Back on November 7th, mired in game 5 of a 7 game losing skid, Ottawa Senators’ GM Pierre Dorion said this about the future of his head coach D.J. Smith:
“Pierre Dorion is very loyal,” said Dorion. “D.J. has done a good job and he’s shown that he can win. I’m not giving votes of confidence… D.J. is our coach and he’s going to be our coach.”
When Dorion said that, the Senators were 3 games under .500. True to his word, Smith is still the coach today and they’re 2 games under .500. They’ve lost four of their last five games, and in that span, they’ve been shutout twice and outscored by a total of 23-10
The situation in Ottawa has either become an extreme test of Dorion’s loyalty – one he stubbornly refuses to fail – or he’s been instructed to freeze spending while the sale of the franchise is being completed.
No matter how we got to this point, something’s gotta give.
On Monday night, they played a much better game, losing 2-1 in St. Louis. The Sens were the better team, but couldn’t capitalize on their scoring chances.
“The effort was there by everybody,” head coach D.J. Smith said after the game. “We gotta bear down to score. We only get one. I thought we did a fantastic job defensively – blocked 20 shots. The effort’s there but we just didn’t get a break tonight.”

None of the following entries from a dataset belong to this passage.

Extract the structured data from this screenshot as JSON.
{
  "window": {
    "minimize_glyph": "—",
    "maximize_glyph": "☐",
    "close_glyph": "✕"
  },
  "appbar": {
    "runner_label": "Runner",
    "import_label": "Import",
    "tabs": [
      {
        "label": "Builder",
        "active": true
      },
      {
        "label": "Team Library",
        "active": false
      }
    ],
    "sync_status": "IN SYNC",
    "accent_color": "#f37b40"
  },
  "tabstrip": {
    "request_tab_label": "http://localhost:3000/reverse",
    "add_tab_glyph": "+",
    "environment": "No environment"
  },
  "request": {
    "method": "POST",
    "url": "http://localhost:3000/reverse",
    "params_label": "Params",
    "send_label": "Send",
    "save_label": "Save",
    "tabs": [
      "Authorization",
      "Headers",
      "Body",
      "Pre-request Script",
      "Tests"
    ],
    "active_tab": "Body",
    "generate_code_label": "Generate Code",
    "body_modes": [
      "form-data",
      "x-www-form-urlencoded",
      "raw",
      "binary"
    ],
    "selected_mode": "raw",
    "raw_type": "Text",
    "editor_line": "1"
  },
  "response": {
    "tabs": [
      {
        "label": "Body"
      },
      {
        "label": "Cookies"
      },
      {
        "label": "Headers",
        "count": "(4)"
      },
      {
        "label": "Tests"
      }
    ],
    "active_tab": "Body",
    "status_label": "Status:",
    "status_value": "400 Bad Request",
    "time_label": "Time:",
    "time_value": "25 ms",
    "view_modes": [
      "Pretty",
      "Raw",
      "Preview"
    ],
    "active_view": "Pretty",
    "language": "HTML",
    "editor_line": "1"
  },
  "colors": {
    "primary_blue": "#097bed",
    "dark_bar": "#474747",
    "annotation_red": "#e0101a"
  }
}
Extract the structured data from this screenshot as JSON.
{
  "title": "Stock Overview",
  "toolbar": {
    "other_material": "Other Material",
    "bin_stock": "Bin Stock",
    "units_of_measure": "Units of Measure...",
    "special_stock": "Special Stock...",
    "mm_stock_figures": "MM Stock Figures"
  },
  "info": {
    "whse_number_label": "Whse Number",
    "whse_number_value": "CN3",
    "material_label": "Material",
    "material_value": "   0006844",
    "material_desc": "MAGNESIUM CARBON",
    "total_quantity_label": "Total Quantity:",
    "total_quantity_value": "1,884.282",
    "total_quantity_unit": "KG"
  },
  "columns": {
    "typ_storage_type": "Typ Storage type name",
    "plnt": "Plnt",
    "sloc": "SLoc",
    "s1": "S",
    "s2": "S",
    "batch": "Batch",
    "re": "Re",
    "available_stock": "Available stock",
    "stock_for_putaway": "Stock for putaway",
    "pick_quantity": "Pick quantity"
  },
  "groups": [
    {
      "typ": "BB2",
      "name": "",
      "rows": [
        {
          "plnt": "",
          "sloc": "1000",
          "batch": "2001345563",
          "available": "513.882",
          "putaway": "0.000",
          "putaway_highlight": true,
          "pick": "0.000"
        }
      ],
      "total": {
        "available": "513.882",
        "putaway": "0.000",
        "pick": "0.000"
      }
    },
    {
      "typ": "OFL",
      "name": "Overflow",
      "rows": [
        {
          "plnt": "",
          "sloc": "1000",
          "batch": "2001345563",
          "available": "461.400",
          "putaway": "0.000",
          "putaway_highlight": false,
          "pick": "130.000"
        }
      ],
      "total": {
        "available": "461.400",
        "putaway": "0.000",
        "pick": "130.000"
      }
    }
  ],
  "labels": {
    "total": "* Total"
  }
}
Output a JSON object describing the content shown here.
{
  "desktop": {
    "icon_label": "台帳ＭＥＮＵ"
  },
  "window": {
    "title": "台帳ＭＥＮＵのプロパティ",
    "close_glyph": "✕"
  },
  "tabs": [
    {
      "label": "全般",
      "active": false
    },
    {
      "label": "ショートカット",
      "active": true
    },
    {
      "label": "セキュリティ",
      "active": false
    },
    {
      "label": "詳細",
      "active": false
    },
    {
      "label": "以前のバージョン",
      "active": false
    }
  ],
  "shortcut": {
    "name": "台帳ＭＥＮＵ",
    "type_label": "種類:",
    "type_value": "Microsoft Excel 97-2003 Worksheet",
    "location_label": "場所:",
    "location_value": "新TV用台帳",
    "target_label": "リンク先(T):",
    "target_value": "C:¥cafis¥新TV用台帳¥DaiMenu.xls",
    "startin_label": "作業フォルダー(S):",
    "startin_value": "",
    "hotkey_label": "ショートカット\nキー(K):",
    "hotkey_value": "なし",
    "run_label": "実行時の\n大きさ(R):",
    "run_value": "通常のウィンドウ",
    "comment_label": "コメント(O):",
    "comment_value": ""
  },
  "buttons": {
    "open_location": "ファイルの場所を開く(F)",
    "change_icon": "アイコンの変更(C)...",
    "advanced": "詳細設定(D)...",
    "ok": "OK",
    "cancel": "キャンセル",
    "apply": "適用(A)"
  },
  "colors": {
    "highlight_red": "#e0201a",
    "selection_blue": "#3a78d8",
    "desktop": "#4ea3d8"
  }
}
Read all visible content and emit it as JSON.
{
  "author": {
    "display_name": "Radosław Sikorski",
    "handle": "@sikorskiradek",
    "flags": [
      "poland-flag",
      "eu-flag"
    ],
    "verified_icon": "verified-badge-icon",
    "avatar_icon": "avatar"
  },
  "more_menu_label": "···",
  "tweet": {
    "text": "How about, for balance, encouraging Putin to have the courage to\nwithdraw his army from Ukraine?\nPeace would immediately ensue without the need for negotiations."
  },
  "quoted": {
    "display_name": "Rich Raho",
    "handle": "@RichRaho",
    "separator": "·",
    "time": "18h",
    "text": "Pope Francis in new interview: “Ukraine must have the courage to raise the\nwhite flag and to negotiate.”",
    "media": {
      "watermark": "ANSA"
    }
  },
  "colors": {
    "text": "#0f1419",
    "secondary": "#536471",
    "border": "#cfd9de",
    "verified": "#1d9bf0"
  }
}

Bad breaks, trust the process, the wins will come. We’ve been hearing that song for what feels like forever.
We’re now halfway through Smith’s fourth season and this is his NHL resume:
2019-20: 30th place
2020-21: 23rd place
2021-22: 26th place
2022-23: 25th place (halfway point)
It’s impossible to picture any other team in the NHL being this incredibly patient with their coach, especially when there’s no track record of success to fall back on.
Smith was hired as a rookie coach in the spring of 2019 and only five current coaches have been around longer. Of the five,
four of them recently won the Stanley Cup with their current teams (Jon Cooper, Mike Sullivan, Jared Bednar and Craig Berube) and the other one (Rod Brind’Amour) has a winning percentage of over .700 the past three years.
In fairness, Smith took over a team that had just gutted itself. He absolutely deserved the leeway and bonus time he was given. And he seems like a really nice, likeable person as well. But we’re halfway through year four of this. You just can’t write it all off to injuries or bad breaks anymore. With a sample size this big, a coach’s results are always speaking for themselves. For some of these young players, all they’ve known in the NHL is D.J. Smith, bad starts, glitchy defensive play, and missing the playoffs.
Coaches are replaced mid-season all the time in sports. And it happens for a reason – because it so often works.
Dan Bylsma, Mike Sullivan, Craig Berube, and Darryl Sutter all won recent Cups a few months after arriving in a mid-season coaching change. Obviously, no one is expecting a Cup in Ottawa this year. They’re just hoping for a strong finish to the season. Even if they kept Smith and managed to finish strongly, how could anyone possibly have any faith they’d get off to a decent start under Smith in the fall?
By every NHL coaching evaluation standard, the Senators are now well past the point of needing a change, with different tactics, a new culture and a fresh new voice. But that doesn’t mean we should expect it any time soon.
By Steve Warne